__How to complete this task__. Write every entry out again with no changes, and leave the images behind.

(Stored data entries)
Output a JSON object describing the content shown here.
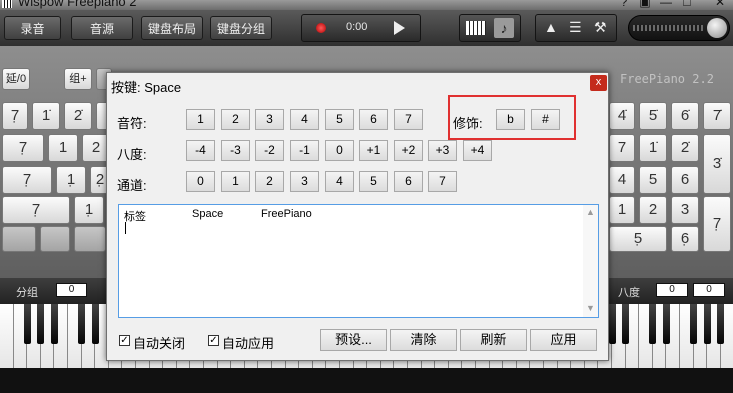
{
  "window": {
    "title": "Wispow Freepiano 2",
    "controls": [
      "?",
      "▣",
      "—",
      "□",
      "✕"
    ]
  },
  "toolbar": {
    "record": "录音",
    "sound_source": "音源",
    "keyboard_layout": "键盘布局",
    "keyboard_group": "键盘分组",
    "time": "0:00"
  },
  "keyboard": {
    "row0_keys": [
      "延/0",
      "组+"
    ],
    "brand": "FreePiano 2.2",
    "left_keys": [
      [
        "7̣",
        "1̇",
        "2̇"
      ],
      [
        "7̣",
        "1",
        "2"
      ],
      [
        "7̣",
        "1̣",
        "2̣"
      ],
      [
        "7̣",
        "1̣"
      ]
    ],
    "right_keys": [
      [
        "4̇",
        "5̇",
        "6̇",
        "7̇"
      ],
      [
        "7",
        "1̇",
        "2̇"
      ],
      [
        "4",
        "5",
        "6"
      ],
      [
        "1",
        "2",
        "3"
      ],
      [
        "5̣",
        "6̣"
      ],
      [
        "3̇",
        "7̣"
      ]
    ]
  },
  "bottombar": {
    "group_label": "分组",
    "group_value": "0",
    "octave_label": "八度",
    "octave_value_1": "0",
    "octave_value_2": "0"
  },
  "dialog": {
    "title": "按键:  Space",
    "close": "x",
    "note_label": "音符:",
    "note_buttons": [
      "1",
      "2",
      "3",
      "4",
      "5",
      "6",
      "7"
    ],
    "modifier_label": "修饰:",
    "modifier_buttons": [
      "b",
      "#"
    ],
    "octave_label": "八度:",
    "octave_buttons": [
      "-4",
      "-3",
      "-2",
      "-1",
      "0",
      "+1",
      "+2",
      "+3",
      "+4"
    ],
    "channel_label": "通道:",
    "channel_buttons": [
      "0",
      "1",
      "2",
      "3",
      "4",
      "5",
      "6",
      "7"
    ],
    "text_area": {
      "col1": "标签",
      "col2": "Space",
      "col3": "FreePiano"
    },
    "auto_close_label": "自动关闭",
    "auto_close_checked": true,
    "auto_apply_label": "自动应用",
    "auto_apply_checked": true,
    "preset_button": "预设...",
    "clear_button": "清除",
    "refresh_button": "刷新",
    "apply_button": "应用",
    "highlight_color": "#e03030",
    "close_color": "#c42b1c"
  }
}
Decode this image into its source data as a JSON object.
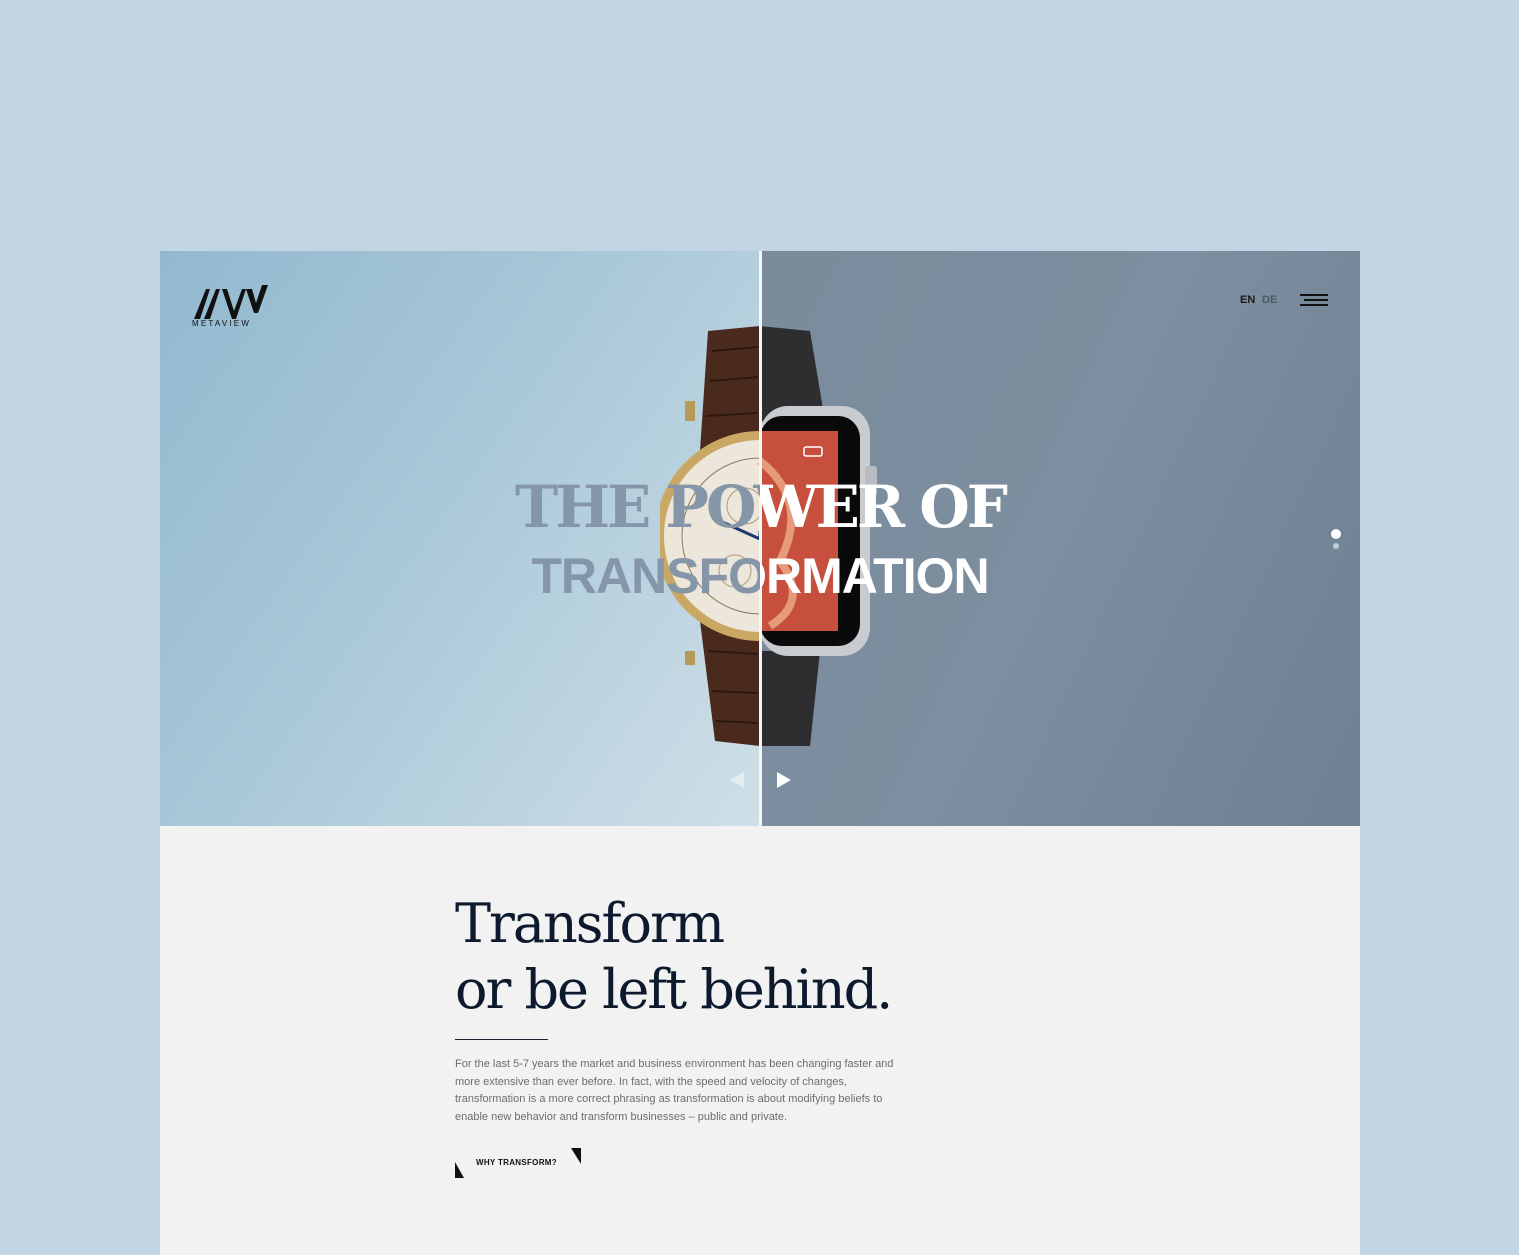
{
  "brand": {
    "logo_text": "METAVIEW"
  },
  "header": {
    "lang_en": "EN",
    "lang_de": "DE"
  },
  "hero": {
    "line1": "THE POWER OF",
    "line2": "TRANSFORMATION",
    "slides": {
      "count": 2,
      "active": 1
    }
  },
  "intro": {
    "heading_line1": "Transform",
    "heading_line2": "or be left behind.",
    "paragraph": "For the last 5-7 years the market and business environment has been changing faster and more extensive than ever before. In fact, with the speed and velocity of changes, transformation is a more correct phrasing as transformation is about modifying beliefs to enable new behavior and transform businesses – public and private.",
    "cta_label": "WHY TRANSFORM?"
  },
  "colors": {
    "page_bg": "#c2d5e2",
    "hero_left": "#a9c8d8",
    "hero_right": "#7a8c9c",
    "heading": "#0d1a2e",
    "content_bg": "#f2f2f2"
  },
  "icons": [
    "metaview-logo",
    "menu-icon",
    "classic-watch-icon",
    "smartwatch-icon",
    "prev-arrow-icon",
    "next-arrow-icon",
    "slide-dot-icon"
  ]
}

__Your solution__.
Output a JSON object describing the content shown here.
{
  "window": {
    "title": "Wispow Freepiano 2",
    "controls": [
      "?",
      "▣",
      "—",
      "□",
      "✕"
    ]
  },
  "toolbar": {
    "record": "录音",
    "sound_source": "音源",
    "keyboard_layout": "键盘布局",
    "keyboard_group": "键盘分组",
    "time": "0:00"
  },
  "keyboard": {
    "row0_keys": [
      "延/0",
      "组+"
    ],
    "brand": "FreePiano 2.2",
    "left_keys": [
      [
        "7̣",
        "1̇",
        "2̇"
      ],
      [
        "7̣",
        "1",
        "2"
      ],
      [
        "7̣",
        "1̣",
        "2̣"
      ],
      [
        "7̣",
        "1̣"
      ]
    ],
    "right_keys": [
      [
        "4̇",
        "5̇",
        "6̇",
        "7̇"
      ],
      [
        "7",
        "1̇",
        "2̇"
      ],
      [
        "4",
        "5",
        "6"
      ],
      [
        "1",
        "2",
        "3"
      ],
      [
        "5̣",
        "6̣"
      ],
      [
        "3̇",
        "7̣"
      ]
    ]
  },
  "bottombar": {
    "group_label": "分组",
    "group_value": "0",
    "octave_label": "八度",
    "octave_value_1": "0",
    "octave_value_2": "0"
  },
  "dialog": {
    "title": "按键:  Space",
    "close": "x",
    "note_label": "音符:",
    "note_buttons": [
      "1",
      "2",
      "3",
      "4",
      "5",
      "6",
      "7"
    ],
    "modifier_label": "修饰:",
    "modifier_buttons": [
      "b",
      "#"
    ],
    "octave_label": "八度:",
    "octave_buttons": [
      "-4",
      "-3",
      "-2",
      "-1",
      "0",
      "+1",
      "+2",
      "+3",
      "+4"
    ],
    "channel_label": "通道:",
    "channel_buttons": [
      "0",
      "1",
      "2",
      "3",
      "4",
      "5",
      "6",
      "7"
    ],
    "text_area": {
      "col1": "标签",
      "col2": "Space",
      "col3": "FreePiano"
    },
    "auto_close_label": "自动关闭",
    "auto_close_checked": true,
    "auto_apply_label": "自动应用",
    "auto_apply_checked": true,
    "preset_button": "预设...",
    "clear_button": "清除",
    "refresh_button": "刷新",
    "apply_button": "应用",
    "highlight_color": "#e03030",
    "close_color": "#c42b1c"
  }
}
Decode this image into its source data as a JSON object.
{
  "brand": {
    "logo_text": "METAVIEW"
  },
  "header": {
    "lang_en": "EN",
    "lang_de": "DE"
  },
  "hero": {
    "line1": "THE POWER OF",
    "line2": "TRANSFORMATION",
    "slides": {
      "count": 2,
      "active": 1
    }
  },
  "intro": {
    "heading_line1": "Transform",
    "heading_line2": "or be left behind.",
    "paragraph": "For the last 5-7 years the market and business environment has been changing faster and more extensive than ever before. In fact, with the speed and velocity of changes, transformation is a more correct phrasing as transformation is about modifying beliefs to enable new behavior and transform businesses – public and private.",
    "cta_label": "WHY TRANSFORM?"
  },
  "colors": {
    "page_bg": "#c2d5e2",
    "hero_left": "#a9c8d8",
    "hero_right": "#7a8c9c",
    "heading": "#0d1a2e",
    "content_bg": "#f2f2f2"
  },
  "icons": [
    "metaview-logo",
    "menu-icon",
    "classic-watch-icon",
    "smartwatch-icon",
    "prev-arrow-icon",
    "next-arrow-icon",
    "slide-dot-icon"
  ]
}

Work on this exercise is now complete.